What I was thinking: “I’m dealing with bigger problems here and can only do so much. We’ll call this a trial by fire. I trust you to step up to the challenge.”
What they heard: “Cleaning isn’t all that hard. It’s not really that important, and I’m not worried about it.”
A better message: “This work is really important. You must be fully trained so that you can safely complete the procedure and meet our standards. Let me know if you have any questions.”
5. What I said: “Make sure it looks good when QA comes around; otherwise, they’ll make you reclean it.”
What I was thinking: “I’m actively protecting our team’s reputation.”
What they heard: “QA are the folks with the high standards, and they’re the bad guys. It’s OK to do as little as possible and hope they don’t catch us.”
A better message: “Because we consistently clean to our standards, QA rarely needs us to reclean. When you meet our standards, QA is our biggest fan.”
6. What I said: “This piece of equipment was damaged, and I have to give you a write-up that goes in your file.”
What I was thinking: “Look at me holding people accountable.”
What they heard: “We’re always looking for reasons to write people up and get rid of them. You’re easily replaced.”
A better message: “We’re glad you weren’t hurt when this happened. You’re the expert at cleaning this equipment, so what part of the equipment or procedure failed and allowed this damage to happen?”
7. What I said: “The last person on this job could get it done on time.”
What I was thinking: “I’m motivating you by using a spirit of competition.”
What they heard: “Getting it done fast is better than getting it done well.”
A better message: “What part of the equipment condition or the cleaning procedure can change to make it more efficient?”
8. What I said: “You’ve been here longer than that other person. I expect you to get the equipment cleaner.”
What I was thinking: “I’m recognizing your expertise.”
What they heard: “I have different standards and expectations for different people. I show favoritism.”
A better message: “You can get the job done faster than anyone else because you’ve been doing it longer and you’re our resident expert. No matter who does the job, however, our standards must be met for the equipment to be released.”
9. What I said: “We had two people call in sick and we don’t have any replacements. We’ll have to cover their jobs and still start up on time.”
What I was thinking: “I’m really good at being transparent and setting expectations.”
What they heard: “I can’t manage my operation and don’t have a set standard for cleanliness.”
A better message: “What is the best way for us to reduce the delay in our start-up without compromising our standards?”
10. What I said: “We had a positive from our environmental pathogen monitoring program; therefore, we need to do a better job of cleaning.”
What I was thinking: “I’m really good at root-cause analysis and driving corrective actions.”
What they heard: “Positives are obviously a cleaning issue, and it’s always going to be sanitation’s fault when we find it.”
A better message: “You’re the expert on this equipment and cleaning process.
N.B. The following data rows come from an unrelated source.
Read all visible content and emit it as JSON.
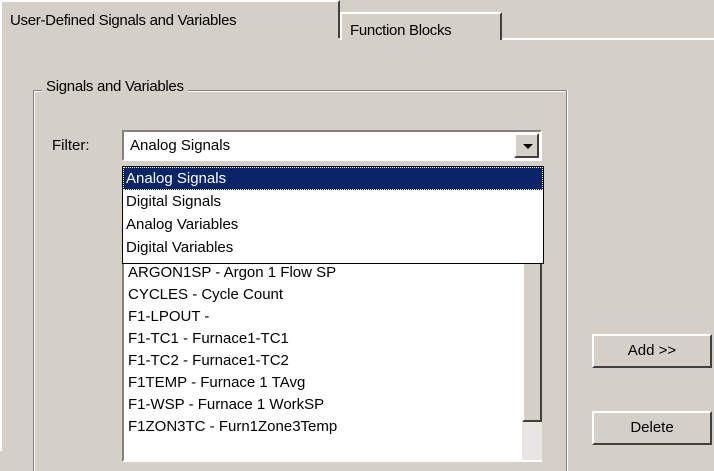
{
  "tabs": [
    {
      "label": "User-Defined Signals and Variables"
    },
    {
      "label": "Function Blocks"
    }
  ],
  "group": {
    "title": "Signals and Variables"
  },
  "filter": {
    "label": "Filter:",
    "value": "Analog Signals",
    "options": [
      "Analog Signals",
      "Digital Signals",
      "Analog Variables",
      "Digital Variables"
    ]
  },
  "list_items": [
    "ARGON1SP - Argon 1 Flow SP",
    "CYCLES - Cycle Count",
    "F1-LPOUT -",
    "F1-TC1 - Furnace1-TC1",
    "F1-TC2 - Furnace1-TC2",
    "F1TEMP - Furnace 1 TAvg",
    "F1-WSP - Furnace 1 WorkSP",
    "F1ZON3TC - Furn1Zone3Temp"
  ],
  "buttons": {
    "add": "Add >>",
    "delete": "Delete"
  }
}
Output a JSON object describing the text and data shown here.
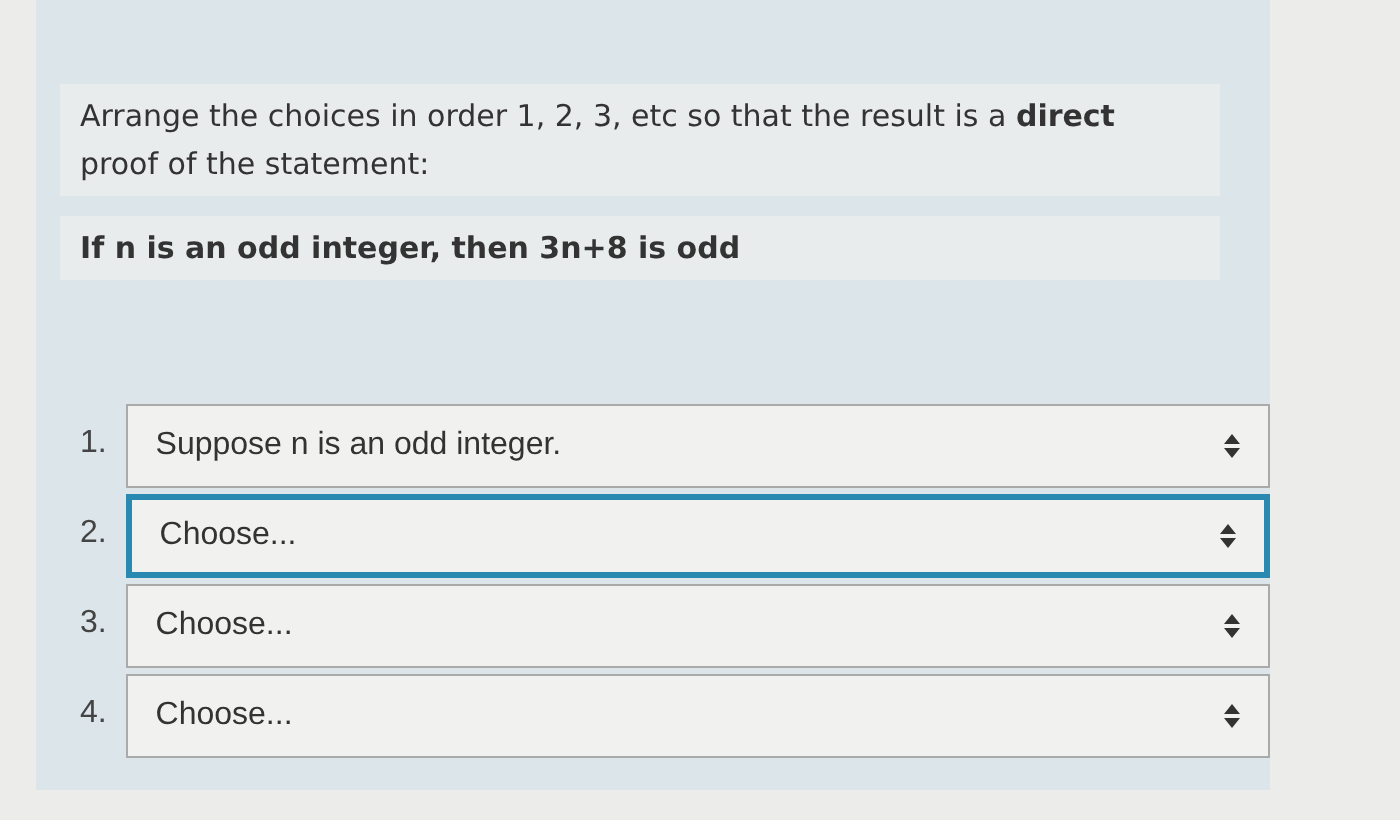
{
  "question": {
    "prompt": "Arrange the choices in order 1, 2, 3, etc so that the result is a **direct** proof of the statement:",
    "statement": "If n is an odd integer, then 3n+8 is odd"
  },
  "answers": [
    {
      "number": "1.",
      "value": "Suppose n is an odd integer.",
      "focused": false
    },
    {
      "number": "2.",
      "value": "Choose...",
      "focused": true
    },
    {
      "number": "3.",
      "value": "Choose...",
      "focused": false
    },
    {
      "number": "4.",
      "value": "Choose...",
      "focused": false
    }
  ]
}
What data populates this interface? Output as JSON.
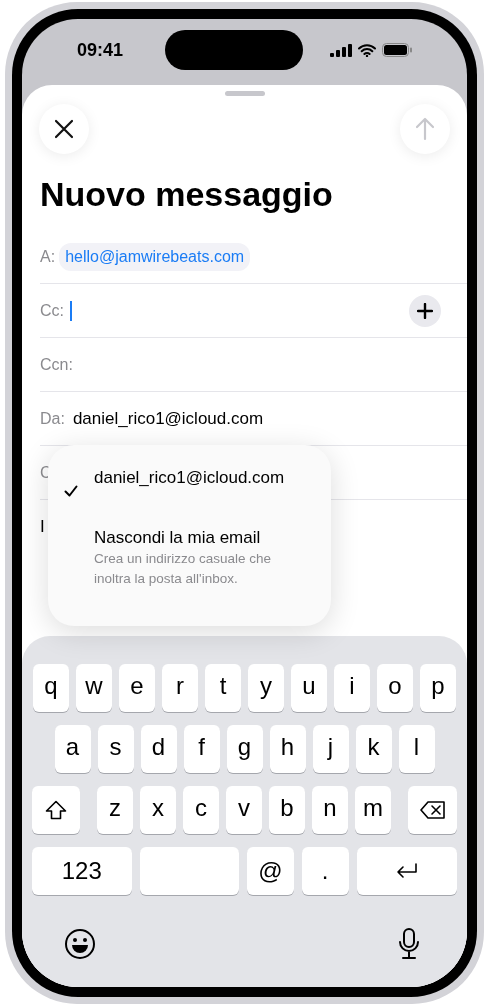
{
  "status_bar": {
    "time": "09:41"
  },
  "compose": {
    "send_disabled": true,
    "title": "Nuovo messaggio",
    "fields": [
      {
        "kind": "recipient",
        "label": "A:",
        "token": "hello@jamwirebeats.com"
      },
      {
        "kind": "cursor",
        "label": "Cc:"
      },
      {
        "kind": "text",
        "label": "Ccn:"
      },
      {
        "kind": "text",
        "label": "Da:",
        "value": "daniel_rico1@icloud.com"
      },
      {
        "kind": "text",
        "label": "C"
      },
      {
        "kind": "subject",
        "label": "I"
      }
    ]
  },
  "from_menu": {
    "options": [
      {
        "title": "daniel_rico1@icloud.com",
        "selected": true
      },
      {
        "title": "Nascondi la mia email",
        "description": "Crea un indirizzo casuale che inoltra la posta all'inbox.",
        "selected": false
      }
    ]
  },
  "keyboard": {
    "rows": [
      [
        "q",
        "w",
        "e",
        "r",
        "t",
        "y",
        "u",
        "i",
        "o",
        "p"
      ],
      [
        "a",
        "s",
        "d",
        "f",
        "g",
        "h",
        "j",
        "k",
        "l"
      ],
      [
        "z",
        "x",
        "c",
        "v",
        "b",
        "n",
        "m"
      ]
    ],
    "bottom": [
      {
        "kind": "mode",
        "label": "123"
      },
      {
        "kind": "space"
      },
      {
        "kind": "char",
        "label": "@"
      },
      {
        "kind": "char",
        "label": "."
      },
      {
        "kind": "return"
      }
    ]
  }
}
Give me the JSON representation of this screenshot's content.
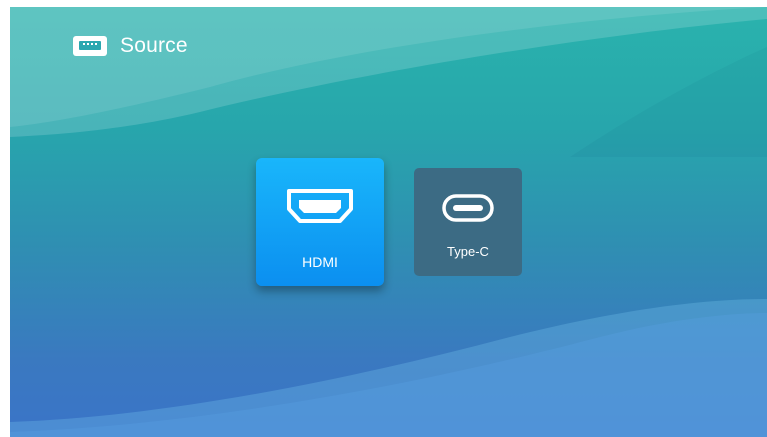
{
  "header": {
    "icon": "hdmi-port-icon",
    "title": "Source"
  },
  "sources": [
    {
      "label": "HDMI",
      "icon": "hdmi-connector-icon",
      "selected": true
    },
    {
      "label": "Type-C",
      "icon": "usb-c-connector-icon",
      "selected": false
    }
  ],
  "colors": {
    "background_top": "#2ab3ad",
    "background_bottom": "#3a74c8",
    "selected_tile": "#0b9df5",
    "unselected_tile": "#3c6b84",
    "text": "#ffffff"
  }
}
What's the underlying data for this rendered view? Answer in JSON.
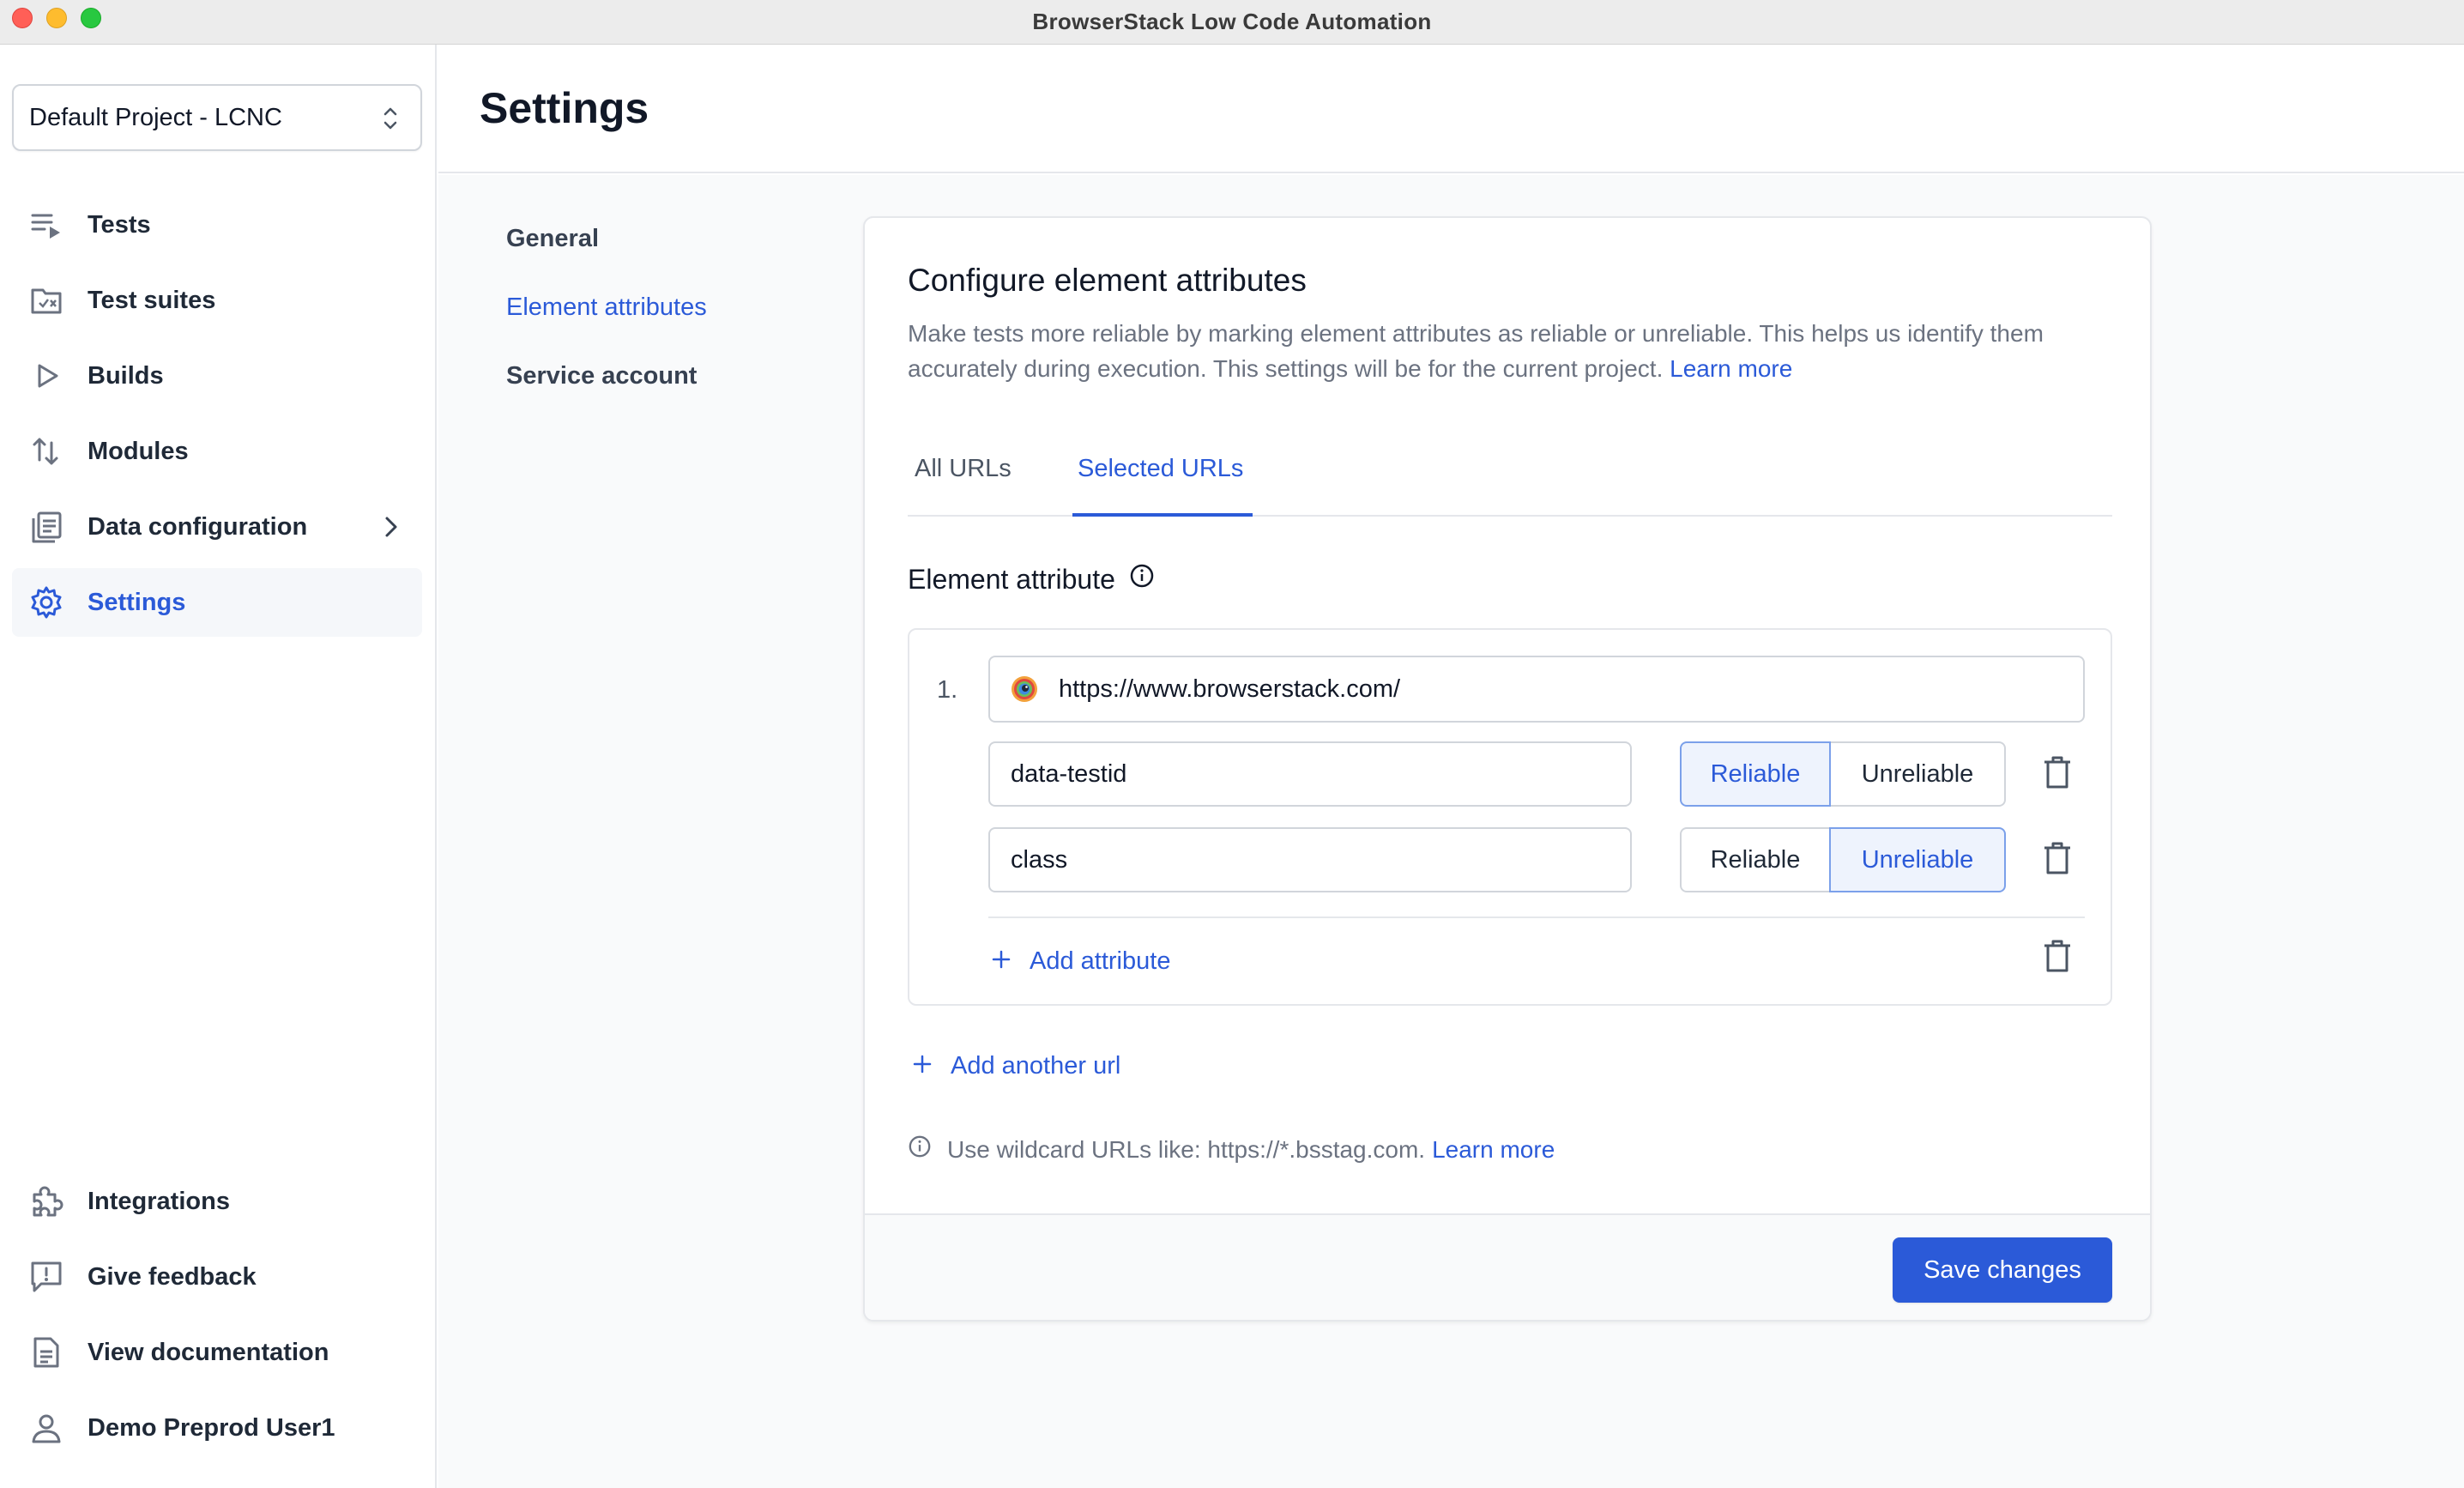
{
  "window": {
    "title": "BrowserStack Low Code Automation"
  },
  "sidebar": {
    "project": {
      "value": "Default Project - LCNC",
      "icon": "chevron-up-down-icon"
    },
    "items": [
      {
        "label": "Tests",
        "icon": "list-play-icon"
      },
      {
        "label": "Test suites",
        "icon": "folder-check-icon"
      },
      {
        "label": "Builds",
        "icon": "play-icon"
      },
      {
        "label": "Modules",
        "icon": "arrows-updown-icon"
      },
      {
        "label": "Data configuration",
        "icon": "data-stack-icon",
        "expandable": true
      },
      {
        "label": "Settings",
        "icon": "gear-icon",
        "active": true
      }
    ],
    "bottom_items": [
      {
        "label": "Integrations",
        "icon": "puzzle-icon"
      },
      {
        "label": "Give feedback",
        "icon": "feedback-icon"
      },
      {
        "label": "View documentation",
        "icon": "document-icon"
      },
      {
        "label": "Demo Preprod User1",
        "icon": "user-icon"
      }
    ]
  },
  "header": {
    "title": "Settings"
  },
  "settings_nav": {
    "items": [
      {
        "label": "General"
      },
      {
        "label": "Element attributes",
        "active": true
      },
      {
        "label": "Service account"
      }
    ]
  },
  "card": {
    "title": "Configure element attributes",
    "description": "Make tests more reliable by marking element attributes as reliable or unreliable. This helps us identify them accurately during execution. This settings will be for the current project.",
    "learn_more": "Learn more",
    "tabs": [
      {
        "label": "All URLs"
      },
      {
        "label": "Selected URLs",
        "active": true
      }
    ],
    "section_title": "Element attribute",
    "url_entries": [
      {
        "index": "1.",
        "url": "https://www.browserstack.com/",
        "attributes": [
          {
            "name": "data-testid",
            "status": "Reliable"
          },
          {
            "name": "class",
            "status": "Unreliable"
          }
        ],
        "add_attribute_label": "Add attribute"
      }
    ],
    "toggle_labels": {
      "reliable": "Reliable",
      "unreliable": "Unreliable"
    },
    "add_url_label": "Add another url",
    "hint": "Use wildcard URLs like: https://*.bsstag.com.",
    "hint_link": "Learn more",
    "save_label": "Save changes"
  },
  "colors": {
    "accent": "#2b5ad8",
    "selected_bg": "#eef3fd"
  }
}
You’ve been trained on environmental monitoring, so we need your help to find the root cause of the positive.”
Be smarter than I was in my early career. Recognize the expertise of your sanitation team members. They likely know more about their area and equipment than you do. The team members need recognition when they consistently meet and exceed our uncompromised cleaning standards, not simply when they finish on time. It’s about successfully following a process and taking pride in meeting the standards. We must consistently and deliberately send the message of why the work of the sanitation group is so important. When sanitation is done right, team members are much less likely to leave the department or the company!
Duane Grassmann is a corporate hygienist, Nestlé USA & Canada.